From this new “translation”, I learned the case apparently dealt with a codicil to the last will and testament of my 3GGM Susan William Lee Martin’s father, James Harris Martin. In the original will, James Martin’s estate was equally divided between my 3GGM and his other daughter. The codicil (a document that amends a previously executed will) added about 2 weeks before James’ death and witnessed by Susan Martin and her husband Dr N B Kennedy and signed in the Kennedy home, changed the distribution of the estate. Susan would continue to get her 50% of the estate, with the other 50% to be divided between Susan’s 2 kids and the other daughter!

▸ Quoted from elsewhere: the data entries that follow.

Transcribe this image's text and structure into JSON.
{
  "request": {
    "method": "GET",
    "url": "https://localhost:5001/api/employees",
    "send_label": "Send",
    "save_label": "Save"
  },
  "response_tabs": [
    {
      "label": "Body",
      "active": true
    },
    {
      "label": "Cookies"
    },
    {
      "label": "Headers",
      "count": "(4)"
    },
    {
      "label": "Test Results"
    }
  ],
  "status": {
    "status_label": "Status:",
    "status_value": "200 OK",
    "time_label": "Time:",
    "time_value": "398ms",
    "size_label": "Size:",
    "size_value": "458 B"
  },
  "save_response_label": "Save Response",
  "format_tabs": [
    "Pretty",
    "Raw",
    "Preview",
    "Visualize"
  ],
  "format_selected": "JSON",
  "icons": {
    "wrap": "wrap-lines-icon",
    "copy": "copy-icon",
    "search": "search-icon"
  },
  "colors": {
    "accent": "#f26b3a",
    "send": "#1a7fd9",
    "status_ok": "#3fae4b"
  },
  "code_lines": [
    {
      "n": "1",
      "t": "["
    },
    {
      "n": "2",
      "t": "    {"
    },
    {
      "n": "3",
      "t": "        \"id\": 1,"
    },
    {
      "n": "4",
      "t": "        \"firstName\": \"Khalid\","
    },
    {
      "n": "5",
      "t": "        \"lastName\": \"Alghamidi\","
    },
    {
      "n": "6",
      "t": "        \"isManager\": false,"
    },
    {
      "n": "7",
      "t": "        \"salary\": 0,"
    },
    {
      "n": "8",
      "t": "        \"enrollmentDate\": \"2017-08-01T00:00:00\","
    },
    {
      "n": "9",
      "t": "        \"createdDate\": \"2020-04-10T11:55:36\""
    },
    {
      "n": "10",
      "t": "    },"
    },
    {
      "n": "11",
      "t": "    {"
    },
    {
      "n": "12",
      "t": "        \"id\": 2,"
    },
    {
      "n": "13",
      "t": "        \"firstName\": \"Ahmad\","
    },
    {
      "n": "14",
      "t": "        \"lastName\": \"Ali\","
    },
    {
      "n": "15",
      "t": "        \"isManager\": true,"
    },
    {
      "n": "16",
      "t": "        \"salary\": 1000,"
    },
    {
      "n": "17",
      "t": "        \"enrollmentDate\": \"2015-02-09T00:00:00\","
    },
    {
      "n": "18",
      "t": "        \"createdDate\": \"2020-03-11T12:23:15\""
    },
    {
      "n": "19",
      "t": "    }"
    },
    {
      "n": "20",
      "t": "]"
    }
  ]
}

James Harris Martin was apparently quite ill at the time the codicil was signed (according to his attending physician’s testimony) and his hands were very shaky. Martin’s signature on the codicil was “written in a smooth and regular hand”, unlike the signature on the original will, thus it came into question and was determined to be a forgery.

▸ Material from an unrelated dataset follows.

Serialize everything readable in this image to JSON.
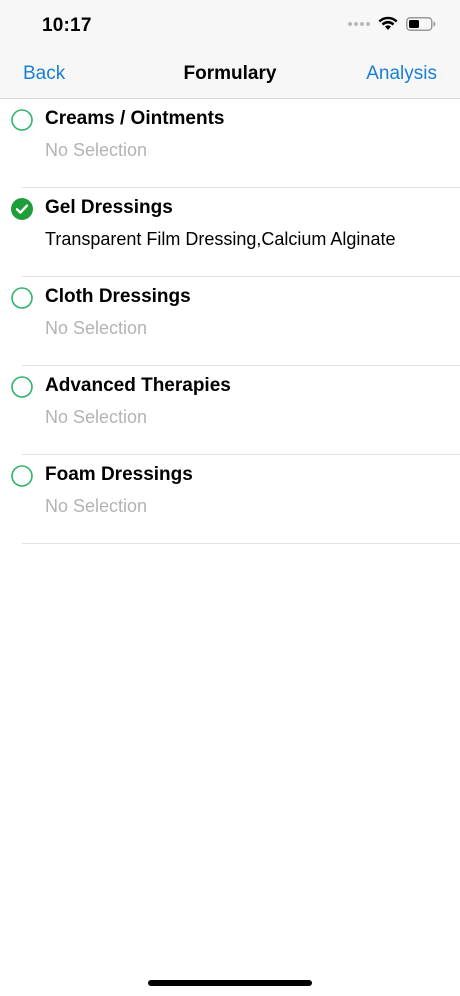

The Supreme Court did not question the final verdict in the case, but did find several mistakes in the way the trial was conducted and returned the case to the lower court for retrial.

What was the genealogical value of these documents?

The transcript that I found 2 years ago gave me the full name of James Harris Martin ( I previously had James H Martin, from his 1850 Federal Census entry) as well as the date and location of his death (28 Mar 1883 in Hillsboro, Texas). Armed with these new details, I was able to locate Martin’s burial location and headstone photo at Find-A-Grave, which contained his exact birth date, 21 Jun 1807. All that from a court transcipt… AWESOME!

And what genea-goodies did I get from yesterday’s “translation” document? Remember the other daughter who was originally supposed to get half of Martin’s estate? Martin’s 1850 Federal Census enumeration lists his kids as Susan W L and Sarah A D (apparently this family had a thing for 2 middle names!). Susan was of course my 3GGM and I have been able to follow her life and amass quite a bit of data on her. But what of Sarah A D Martin? We all know the difficulties in tracking down female family members, especially from this time period. I have found essentially nothing on Sarah and even thought she might not have survived childhood, as frequently happened in those days.

Thanks to Cases Argued and Decided in the Supreme Court of the State of Texas, Volume 66 , Sarah A D Martin is now Mrs S. A. D. Haigler! I now have her married name! This is a major find for me, as hopefully it will begin a new line of research!